-- Task brief --
If you see a picture in the data below, omit it and copy the rest exactly.

-- Material to process --

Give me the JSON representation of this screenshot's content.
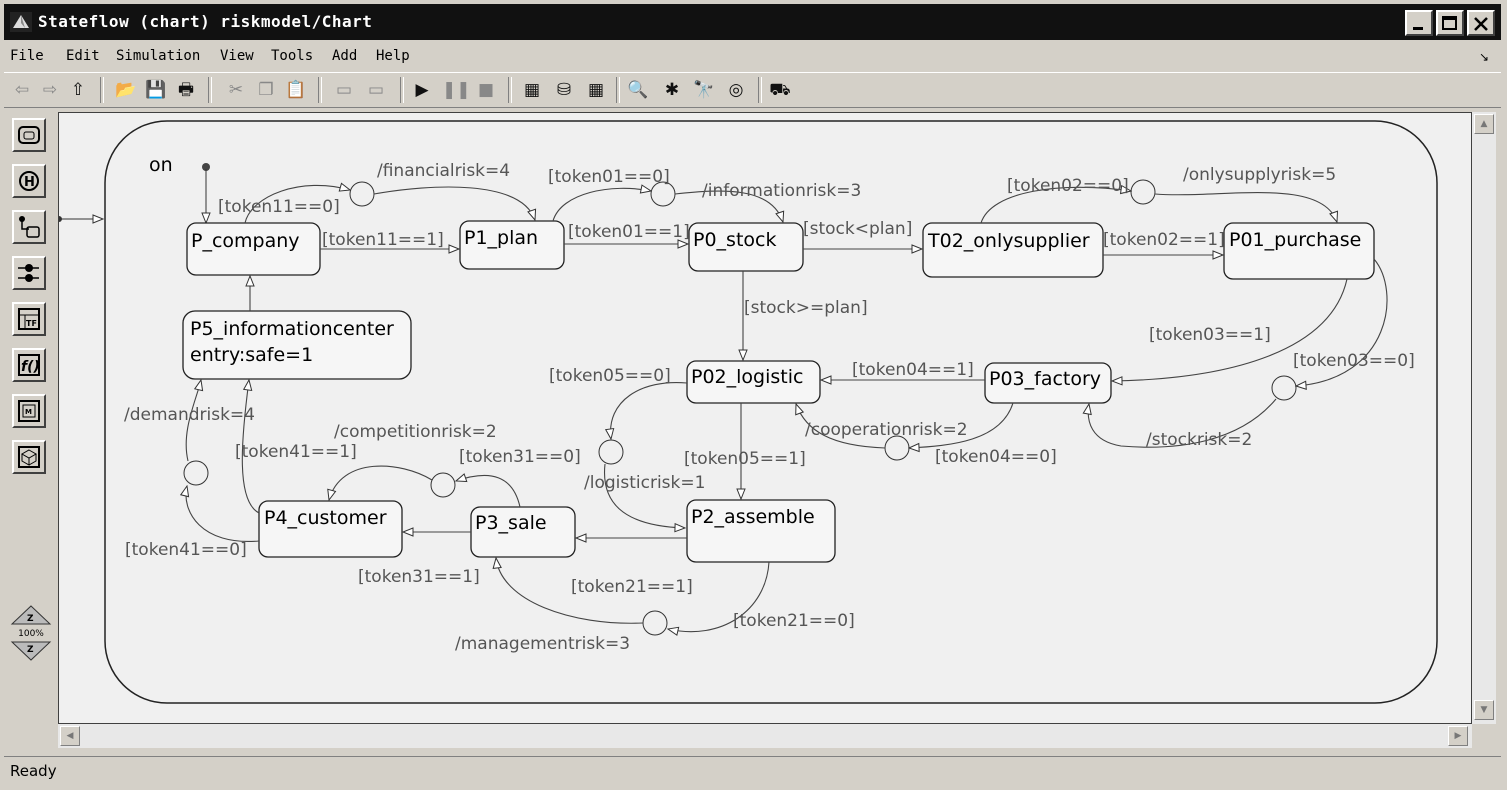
{
  "window": {
    "title": "Stateflow (chart) riskmodel/Chart"
  },
  "menubar": {
    "items": [
      "File",
      "Edit",
      "Simulation",
      "View",
      "Tools",
      "Add",
      "Help"
    ]
  },
  "toolbar": {
    "icons": [
      "back-icon",
      "forward-icon",
      "up-icon",
      "open-icon",
      "save-icon",
      "print-icon",
      "cut-icon",
      "copy-icon",
      "paste-icon",
      "undo-icon",
      "redo-icon",
      "play-icon",
      "pause-icon",
      "stop-icon",
      "build-icon",
      "rebuild-icon",
      "target-icon",
      "explore-icon",
      "debug-icon",
      "find-icon",
      "target-ring-icon",
      "model-icon"
    ]
  },
  "palette": {
    "tools": [
      "state-tool",
      "history-junction-tool",
      "default-transition-tool",
      "connective-junction-tool",
      "truth-table-tool",
      "function-tool",
      "embedded-matlab-tool",
      "box-tool"
    ],
    "zoom": "100%"
  },
  "chart": {
    "superstate": "on",
    "states": [
      {
        "id": "p_company",
        "name": "P_company"
      },
      {
        "id": "p1_plan",
        "name": "P1_plan"
      },
      {
        "id": "p0_stock",
        "name": "P0_stock"
      },
      {
        "id": "t02_onlysupplier",
        "name": "T02_onlysupplier"
      },
      {
        "id": "p01_purchase",
        "name": "P01_purchase"
      },
      {
        "id": "p5_infocenter",
        "name": "P5_informationcenter",
        "action": "entry:safe=1"
      },
      {
        "id": "p02_logistic",
        "name": "P02_logistic"
      },
      {
        "id": "p03_factory",
        "name": "P03_factory"
      },
      {
        "id": "p2_assemble",
        "name": "P2_assemble"
      },
      {
        "id": "p3_sale",
        "name": "P3_sale"
      },
      {
        "id": "p4_customer",
        "name": "P4_customer"
      }
    ],
    "labels": {
      "financialrisk": "/financialrisk=4",
      "token11_0": "[token11==0]",
      "token11_1": "[token11==1]",
      "token01_0": "[token01==0]",
      "informationrisk": "/informationrisk=3",
      "token01_1": "[token01==1]",
      "stock_lt_plan": "[stock<plan]",
      "token02_0": "[token02==0]",
      "onlysupplyrisk": "/onlysupplyrisk=5",
      "token02_1": "[token02==1]",
      "stock_ge_plan": "[stock>=plan]",
      "token03_1": "[token03==1]",
      "token03_0": "[token03==0]",
      "token05_0": "[token05==0]",
      "token04_1": "[token04==1]",
      "cooperationrisk": "/cooperationrisk=2",
      "stockrisk": "/stockrisk=2",
      "token04_0": "[token04==0]",
      "demandrisk": "/demandrisk=4",
      "competitionrisk": "/competitionrisk=2",
      "token41_1": "[token41==1]",
      "token31_0": "[token31==0]",
      "token05_1": "[token05==1]",
      "logisticrisk": "/logisticrisk=1",
      "token41_0": "[token41==0]",
      "token31_1": "[token31==1]",
      "token21_1": "[token21==1]",
      "token21_0": "[token21==0]",
      "managementrisk": "/managementrisk=3"
    }
  },
  "status": {
    "text": "Ready"
  }
}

-- Output for this exercise --
Give me the JSON representation of this screenshot's content.
{
  "window": {
    "title": "Stateflow (chart) riskmodel/Chart"
  },
  "menubar": {
    "items": [
      "File",
      "Edit",
      "Simulation",
      "View",
      "Tools",
      "Add",
      "Help"
    ]
  },
  "toolbar": {
    "icons": [
      "back-icon",
      "forward-icon",
      "up-icon",
      "open-icon",
      "save-icon",
      "print-icon",
      "cut-icon",
      "copy-icon",
      "paste-icon",
      "undo-icon",
      "redo-icon",
      "play-icon",
      "pause-icon",
      "stop-icon",
      "build-icon",
      "rebuild-icon",
      "target-icon",
      "explore-icon",
      "debug-icon",
      "find-icon",
      "target-ring-icon",
      "model-icon"
    ]
  },
  "palette": {
    "tools": [
      "state-tool",
      "history-junction-tool",
      "default-transition-tool",
      "connective-junction-tool",
      "truth-table-tool",
      "function-tool",
      "embedded-matlab-tool",
      "box-tool"
    ],
    "zoom": "100%"
  },
  "chart": {
    "superstate": "on",
    "states": [
      {
        "id": "p_company",
        "name": "P_company"
      },
      {
        "id": "p1_plan",
        "name": "P1_plan"
      },
      {
        "id": "p0_stock",
        "name": "P0_stock"
      },
      {
        "id": "t02_onlysupplier",
        "name": "T02_onlysupplier"
      },
      {
        "id": "p01_purchase",
        "name": "P01_purchase"
      },
      {
        "id": "p5_infocenter",
        "name": "P5_informationcenter",
        "action": "entry:safe=1"
      },
      {
        "id": "p02_logistic",
        "name": "P02_logistic"
      },
      {
        "id": "p03_factory",
        "name": "P03_factory"
      },
      {
        "id": "p2_assemble",
        "name": "P2_assemble"
      },
      {
        "id": "p3_sale",
        "name": "P3_sale"
      },
      {
        "id": "p4_customer",
        "name": "P4_customer"
      }
    ],
    "labels": {
      "financialrisk": "/financialrisk=4",
      "token11_0": "[token11==0]",
      "token11_1": "[token11==1]",
      "token01_0": "[token01==0]",
      "informationrisk": "/informationrisk=3",
      "token01_1": "[token01==1]",
      "stock_lt_plan": "[stock<plan]",
      "token02_0": "[token02==0]",
      "onlysupplyrisk": "/onlysupplyrisk=5",
      "token02_1": "[token02==1]",
      "stock_ge_plan": "[stock>=plan]",
      "token03_1": "[token03==1]",
      "token03_0": "[token03==0]",
      "token05_0": "[token05==0]",
      "token04_1": "[token04==1]",
      "cooperationrisk": "/cooperationrisk=2",
      "stockrisk": "/stockrisk=2",
      "token04_0": "[token04==0]",
      "demandrisk": "/demandrisk=4",
      "competitionrisk": "/competitionrisk=2",
      "token41_1": "[token41==1]",
      "token31_0": "[token31==0]",
      "token05_1": "[token05==1]",
      "logisticrisk": "/logisticrisk=1",
      "token41_0": "[token41==0]",
      "token31_1": "[token31==1]",
      "token21_1": "[token21==1]",
      "token21_0": "[token21==0]",
      "managementrisk": "/managementrisk=3"
    }
  },
  "status": {
    "text": "Ready"
  }
}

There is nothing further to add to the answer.